Useful tips for installing a sauna

Who wouldn't like to have a sauna in their own home? Let's imagine the first step has been taken, and the new sauna has been purchased. It just needs to be installed. Should you choose not to enlist the help of a professional when it comes to installing your sauna, things can often get complicated. After all, installing a sauna yourself is no easy task. It takes time, patience and knowledge. That's why we've put together a number of tips, tricks and information for you here. Before you start building your sauna, there are a few important things you need to be aware of.

1. Which room?

Long and narrow rooms, small and square rooms, basement rooms or attics with sloping ceilings: virtually any room can be used for a sauna. With made-to-measure solutions, we can install your sauna into the room of your choice.

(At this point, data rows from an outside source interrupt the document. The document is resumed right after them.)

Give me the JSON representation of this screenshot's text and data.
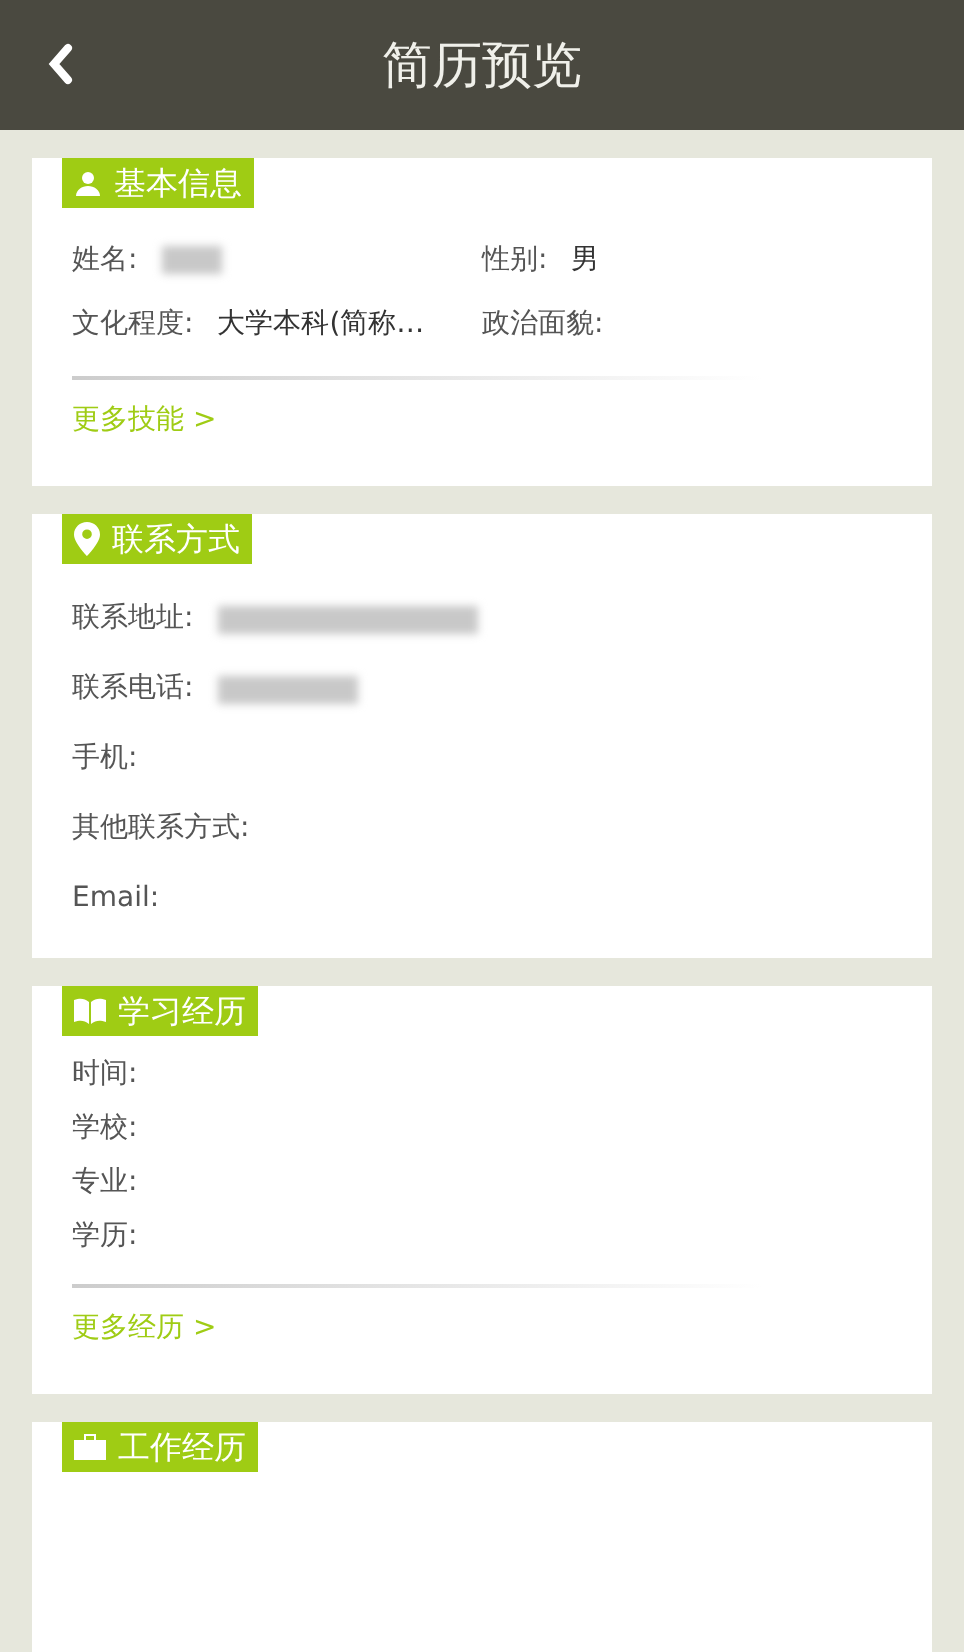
{
  "header": {
    "title": "简历预览"
  },
  "sections": [
    {
      "kind": "grid",
      "title": "基本信息",
      "rows": [
        {
          "label": "姓名:",
          "blurred": true
        },
        {
          "label": "性别:",
          "value": "男",
          "blurred": false
        },
        {
          "label": "文化程度:",
          "value": "大学本科(简称…",
          "blurred": false
        },
        {
          "label": "政治面貌:",
          "blurred": false
        }
      ],
      "more": "更多技能 >"
    },
    {
      "kind": "list",
      "title": "联系方式",
      "rows": [
        {
          "label": "联系地址:",
          "blurred": true
        },
        {
          "label": "联系电话:",
          "blurred": true
        },
        {
          "label": "手机:",
          "blurred": false
        },
        {
          "label": "其他联系方式:",
          "blurred": false
        },
        {
          "label": "Email:",
          "blurred": false
        }
      ]
    },
    {
      "kind": "compact",
      "title": "学习经历",
      "rows": [
        {
          "label": "时间:",
          "blurred": false
        },
        {
          "label": "学校:",
          "blurred": false
        },
        {
          "label": "专业:",
          "blurred": false
        },
        {
          "label": "学历:",
          "blurred": false
        }
      ],
      "more": "更多经历 >"
    },
    {
      "kind": "list",
      "title": "工作经历"
    }
  ]
}
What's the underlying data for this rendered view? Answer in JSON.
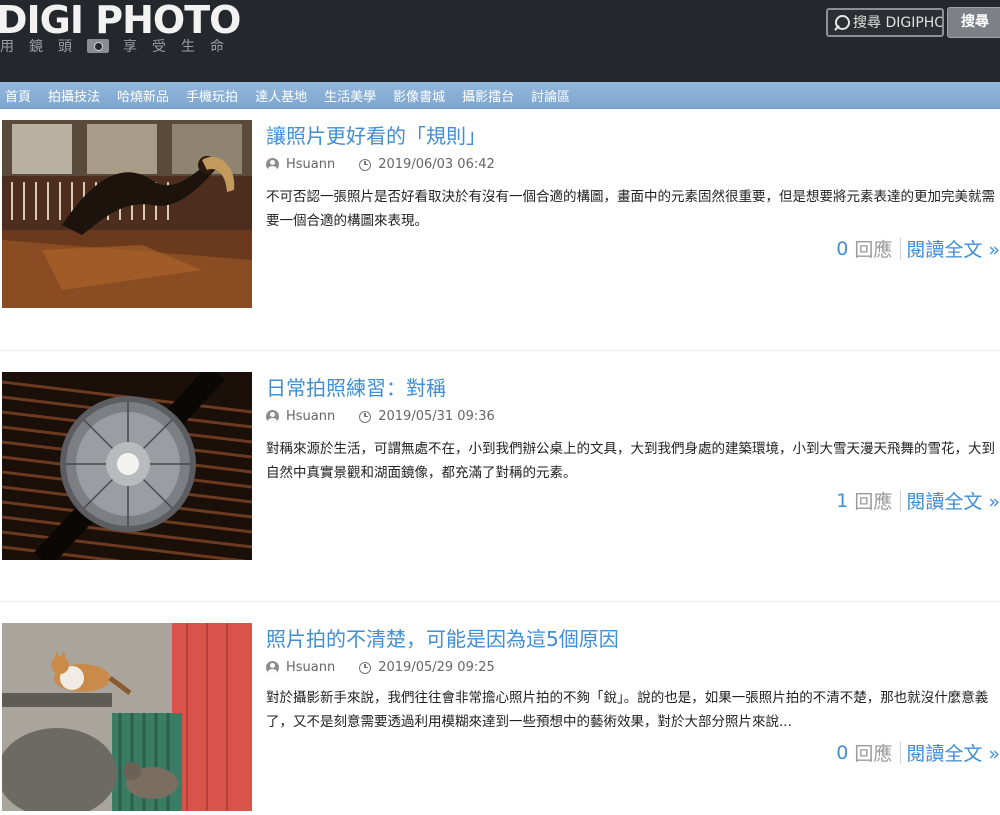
{
  "header": {
    "logo": "DIGI PHOTO",
    "tagline": [
      "用",
      "鏡",
      "頭",
      "享",
      "受",
      "生",
      "命"
    ],
    "search_placeholder": "搜尋 DIGIPHOTO",
    "search_button": "搜尋"
  },
  "nav": {
    "items": [
      "首頁",
      "拍攝技法",
      "哈燒新品",
      "手機玩拍",
      "達人基地",
      "生活美學",
      "影像書城",
      "攝影擂台",
      "討論區"
    ]
  },
  "posts": [
    {
      "title": "讓照片更好看的「規則」",
      "author": "Hsuann",
      "datetime": "2019/06/03 06:42",
      "excerpt": "不可否認一張照片是否好看取決於有沒有一個合適的構圖，畫面中的元素固然很重要，但是想要將元素表達的更加完美就需要一個合適的構圖來表現。",
      "reply_count": "0",
      "reply_label": "回應",
      "read_more": "閱讀全文 »"
    },
    {
      "title": "日常拍照練習：對稱",
      "author": "Hsuann",
      "datetime": "2019/05/31 09:36",
      "excerpt": "對稱來源於生活，可謂無處不在，小到我們辦公桌上的文具，大到我們身處的建築環境，小到大雪天漫天飛舞的雪花，大到自然中真實景觀和湖面鏡像，都充滿了對稱的元素。",
      "reply_count": "1",
      "reply_label": "回應",
      "read_more": "閱讀全文 »"
    },
    {
      "title": "照片拍的不清楚，可能是因為這5個原因",
      "author": "Hsuann",
      "datetime": "2019/05/29 09:25",
      "excerpt": "對於攝影新手來說，我們往往會非常擔心照片拍的不夠「銳」。說的也是，如果一張照片拍的不清不楚，那也就沒什麼意義了，又不是刻意需要透過利用模糊來達到一些預想中的藝術效果，對於大部分照片來說...",
      "reply_count": "0",
      "reply_label": "回應",
      "read_more": "閱讀全文 »"
    }
  ],
  "colors": {
    "header_bg": "#24272b",
    "nav_bg": "#86acd4",
    "link_blue": "#3f8ed6"
  }
}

2. Structural conditions

Customising the design of a sauna, relaxation area and shower area is only one part of the equation. Structural conditions also need to be taken into account – from the electricity supply to ventilation to flooring. Ideally, all such aspects should be discussed with our professional consultant during an on-site visit.

3. The ideal layout

To accommodate four people, you’ll need a minimum floor area of 2x2m for your sauna. That being said , if you have additional space at your disposal, the more the merrier! When choosing a layout, remember that the sauna benches can be arranged in a variety of ways. A corner connection, however, is the most ideal solution. Not only is this more social, but it also makes best use of the available space. With the BONATHERM underseat heating system, the sauna heater is concealed discreetly underneath the sauna benches – saving yet more space.

4. Insulation: Saving energy for the environment

Most heat – and thus energy – is lost through the ceiling. Therefore, it’s particularly important to ensure your sauna walls and ceilings comply with RAL standards (The Quality Assurance Board for Sauna, Infrared Cabin & Steam Bath Construction).

5. The right wood for the right sauna climate

When it comes to the wood for sauna walls and ceilings, professional craftsmanship is imperative in order to keep warmth and humidity inside. Canadian hemlock and Scandinavian spruce are both ideally suited to this purpose. The “Blue Angel” seal of approval certifies that the sauna wood used is low-emission and sustainably sourced. All KLAFS prefabricated saunas in Canadian hemlock, Scandinavian spruce and solid wood saunas hold this seal of approval. Our products also comply with the RAL guidelines and are thus entitled to bear the RAL-RG 423 quality seal.

​​​​​​​6. Sauna control panels and sauna heaters

Top quality, state-of-the-art sauna control panels offer intuitive user menus. All key data – temperature, humidity, time, warming-up phase etc – can be seen at a quick glance. Together with the ventilation of the sauna and the sauna wood, it’s the sauna control panel and sauna heater which are responsible for creating the perfect climate inside the sauna. The sauna heater should not be hotter than 100°C on the outside. To ensure the sauna heats up within a reasonable time period, the output of the sauna heater should correspond to the size of the sauna. The sauna heater is surrounded by protective casing and grating to ensure sauna goers do not burn themselves.

7. Ventilation

To ensure stale air can be replaced with fresh air as required, a draught-free ventilation system is necessary. Ideally, air throughput should be adjusted according to the size of the sauna and the number of people using it. Not only does this help maintain the ideal sauna climate, but it also saves on energy and associated costs.

​​​​​​​8. The sauna door

For safety reasons, sauna doors open outwards. Glass doors offer transparency and should be made of shatterproof glass. A wooden door handle on the inside offers protection against burns.

9. Comfort in the sauna

Sauna backrests should be shaped ergonomically and manufactured cleanly and with precision. The wood should be free of knots, resin and splinters, yet capable of withstanding a high level of humidity (sweat) and high fluctuations in temperature. Two types of wood are ideally suited to this purpose – poplar and obeche. The LOUNGE sauna also offers ergonomically shaped sauna benches.

10. Quality and certification

Consumers should pay attention to four quality labels when choosing a sauna:

KLAFS real wood veneers have also been awarded an environmental seal of approval from the IHD (Institute for Wood Technology) in Dresden, certifying that they do not contain formaldehyde or other VOCs (volatile organic compounds).